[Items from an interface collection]
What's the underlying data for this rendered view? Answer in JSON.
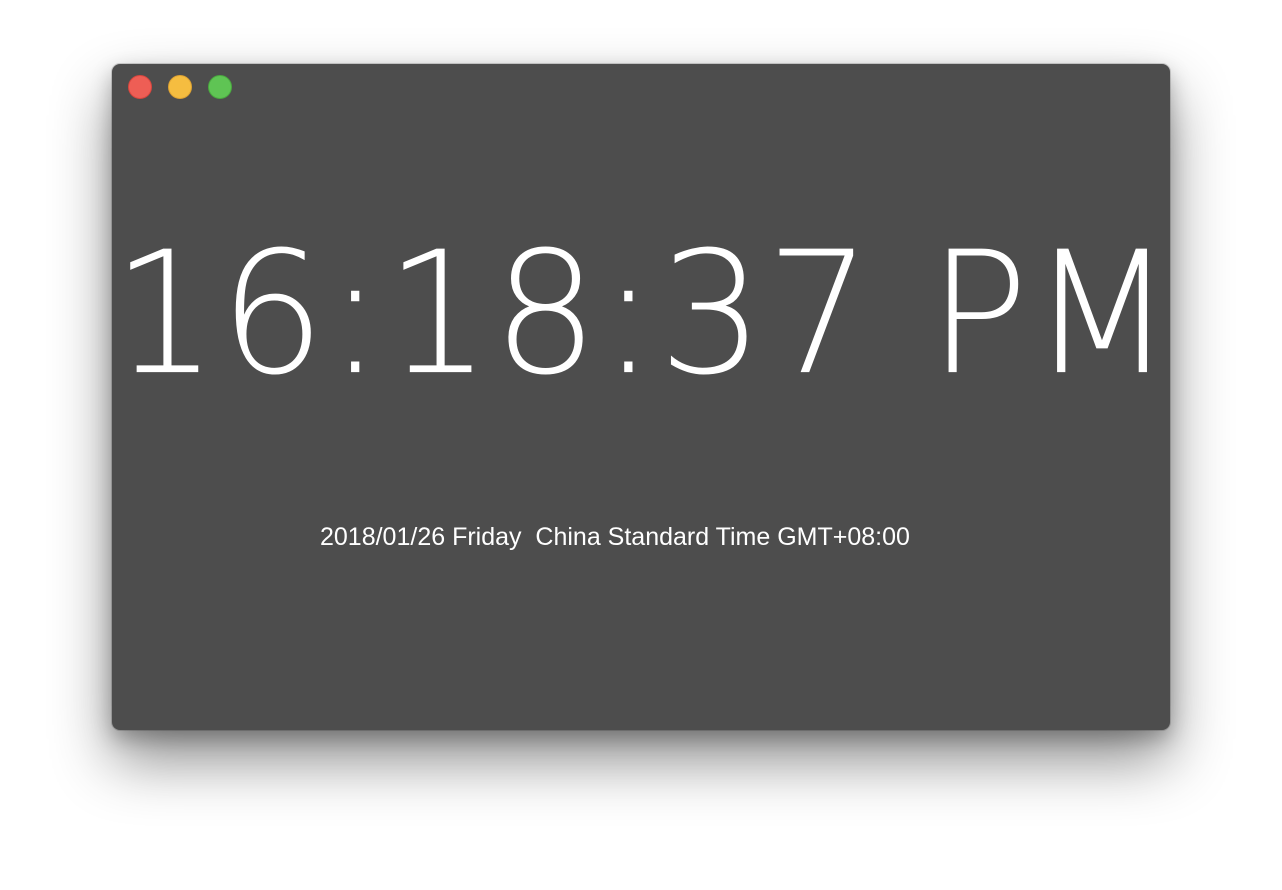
{
  "window": {
    "background_color": "#4d4d4d",
    "controls": {
      "close": {
        "icon": "close-dot",
        "color": "#ee5e55"
      },
      "minimize": {
        "icon": "minimize-dot",
        "color": "#f5bd40"
      },
      "zoom": {
        "icon": "zoom-dot",
        "color": "#5fc454"
      }
    }
  },
  "clock": {
    "time": "16:18:37  PM",
    "date_line": "2018/01/26 Friday  China Standard Time GMT+08:00"
  }
}
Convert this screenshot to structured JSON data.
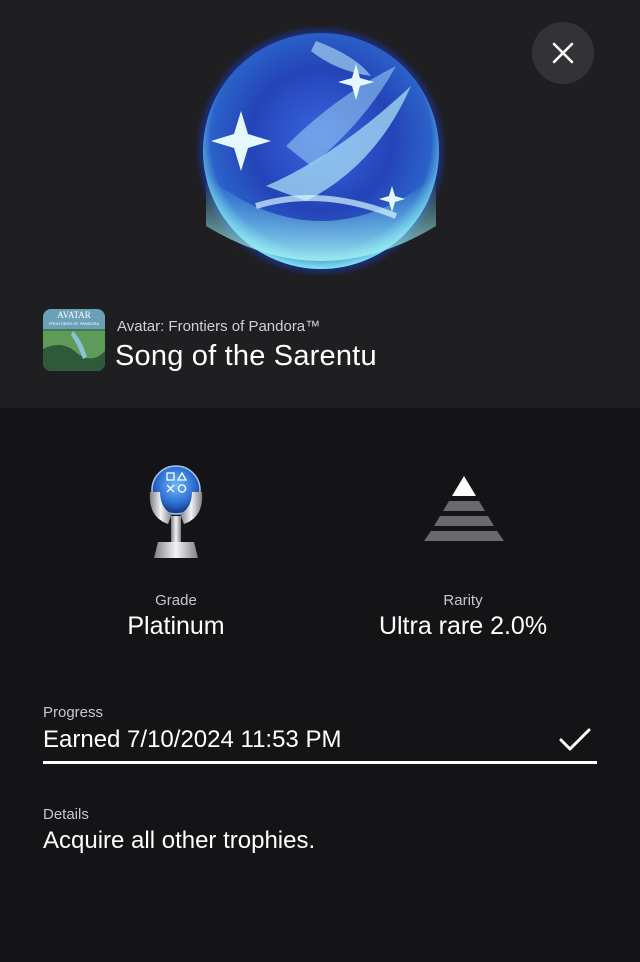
{
  "header": {
    "game_title": "Avatar: Frontiers of Pandora™",
    "trophy_name": "Song of the Sarentu",
    "game_icon_text_line1": "AVATAR",
    "game_icon_text_line2": "FRONTIERS OF PANDORA"
  },
  "close_icon": "close-icon",
  "stats": {
    "grade_label": "Grade",
    "grade_value": "Platinum",
    "rarity_label": "Rarity",
    "rarity_value": "Ultra rare 2.0%"
  },
  "progress": {
    "label": "Progress",
    "value": "Earned 7/10/2024  11:53 PM",
    "status_icon": "check-icon"
  },
  "details": {
    "label": "Details",
    "value": "Acquire all other trophies."
  },
  "colors": {
    "background": "#141416",
    "header_bg": "#1f1f22",
    "close_button_bg": "#333336",
    "trophy_blue": "#2d4fc4",
    "trophy_cyan": "#8ef0f0"
  }
}
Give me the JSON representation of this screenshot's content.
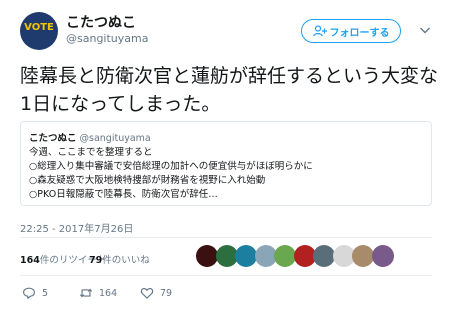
{
  "header": {
    "avatar_text": "VOTE",
    "display_name": "こたつぬこ",
    "screen_name": "@sangituyama",
    "follow_label": "フォローする"
  },
  "tweet": {
    "text": "陸幕長と防衛次官と蓮舫が辞任するという大変な1日になってしまった。"
  },
  "quote": {
    "name": "こたつぬこ",
    "handle": "@sangituyama",
    "lines": [
      "今週、ここまでを整理すると",
      "○総理入り集中審議で安倍総理の加計への便宜供与がほぼ明らかに",
      "○森友疑惑で大阪地検特捜部が財務省を視野に入れ始動",
      "○PKO日報隠蔽で陸幕長、防衛次官が辞任…"
    ]
  },
  "timestamp": "22:25 - 2017年7月26日",
  "stats": {
    "retweet_count": "164",
    "retweet_label": "件のリツイート",
    "like_count": "79",
    "like_label": "件のいいね"
  },
  "likers": [
    {
      "icon": "liker-avatar-1",
      "color": "#3a1010"
    },
    {
      "icon": "liker-avatar-2",
      "color": "#2c6e3f"
    },
    {
      "icon": "liker-avatar-3",
      "color": "#1c7fa0"
    },
    {
      "icon": "liker-avatar-4",
      "color": "#8aa4b8"
    },
    {
      "icon": "liker-avatar-5",
      "color": "#6aa84f"
    },
    {
      "icon": "liker-avatar-6",
      "color": "#b32020"
    },
    {
      "icon": "liker-avatar-7",
      "color": "#5a6e7a"
    },
    {
      "icon": "liker-avatar-8",
      "color": "#d8d8d8"
    },
    {
      "icon": "liker-avatar-9",
      "color": "#a88b6a"
    },
    {
      "icon": "liker-avatar-10",
      "color": "#7a5a8a"
    }
  ],
  "actions": {
    "reply_count": "5",
    "retweet_count": "164",
    "like_count": "79"
  },
  "colors": {
    "accent": "#1da1f2",
    "muted": "#657786",
    "text": "#14171a"
  }
}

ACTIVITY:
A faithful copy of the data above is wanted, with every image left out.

COMPLETED EXERCISE:
What's the underlying data for this rendered view? Answer in JSON.
{
  "window": {
    "background_color": "#4d4d4d",
    "controls": {
      "close": {
        "icon": "close-dot",
        "color": "#ee5e55"
      },
      "minimize": {
        "icon": "minimize-dot",
        "color": "#f5bd40"
      },
      "zoom": {
        "icon": "zoom-dot",
        "color": "#5fc454"
      }
    }
  },
  "clock": {
    "time": "16:18:37  PM",
    "date_line": "2018/01/26 Friday  China Standard Time GMT+08:00"
  }
}
Convert this screenshot to structured JSON data.
{
  "header": {
    "game_title": "Avatar: Frontiers of Pandora™",
    "trophy_name": "Song of the Sarentu",
    "game_icon_text_line1": "AVATAR",
    "game_icon_text_line2": "FRONTIERS OF PANDORA"
  },
  "close_icon": "close-icon",
  "stats": {
    "grade_label": "Grade",
    "grade_value": "Platinum",
    "rarity_label": "Rarity",
    "rarity_value": "Ultra rare 2.0%"
  },
  "progress": {
    "label": "Progress",
    "value": "Earned 7/10/2024  11:53 PM",
    "status_icon": "check-icon"
  },
  "details": {
    "label": "Details",
    "value": "Acquire all other trophies."
  },
  "colors": {
    "background": "#141416",
    "header_bg": "#1f1f22",
    "close_button_bg": "#333336",
    "trophy_blue": "#2d4fc4",
    "trophy_cyan": "#8ef0f0"
  }
}
Give me the JSON representation of this screenshot's content.
{
  "header": {
    "avatar_text": "VOTE",
    "display_name": "こたつぬこ",
    "screen_name": "@sangituyama",
    "follow_label": "フォローする"
  },
  "tweet": {
    "text": "陸幕長と防衛次官と蓮舫が辞任するという大変な1日になってしまった。"
  },
  "quote": {
    "name": "こたつぬこ",
    "handle": "@sangituyama",
    "lines": [
      "今週、ここまでを整理すると",
      "○総理入り集中審議で安倍総理の加計への便宜供与がほぼ明らかに",
      "○森友疑惑で大阪地検特捜部が財務省を視野に入れ始動",
      "○PKO日報隠蔽で陸幕長、防衛次官が辞任…"
    ]
  },
  "timestamp": "22:25 - 2017年7月26日",
  "stats": {
    "retweet_count": "164",
    "retweet_label": "件のリツイート",
    "like_count": "79",
    "like_label": "件のいいね"
  },
  "likers": [
    {
      "icon": "liker-avatar-1",
      "color": "#3a1010"
    },
    {
      "icon": "liker-avatar-2",
      "color": "#2c6e3f"
    },
    {
      "icon": "liker-avatar-3",
      "color": "#1c7fa0"
    },
    {
      "icon": "liker-avatar-4",
      "color": "#8aa4b8"
    },
    {
      "icon": "liker-avatar-5",
      "color": "#6aa84f"
    },
    {
      "icon": "liker-avatar-6",
      "color": "#b32020"
    },
    {
      "icon": "liker-avatar-7",
      "color": "#5a6e7a"
    },
    {
      "icon": "liker-avatar-8",
      "color": "#d8d8d8"
    },
    {
      "icon": "liker-avatar-9",
      "color": "#a88b6a"
    },
    {
      "icon": "liker-avatar-10",
      "color": "#7a5a8a"
    }
  ],
  "actions": {
    "reply_count": "5",
    "retweet_count": "164",
    "like_count": "79"
  },
  "colors": {
    "accent": "#1da1f2",
    "muted": "#657786",
    "text": "#14171a"
  }
}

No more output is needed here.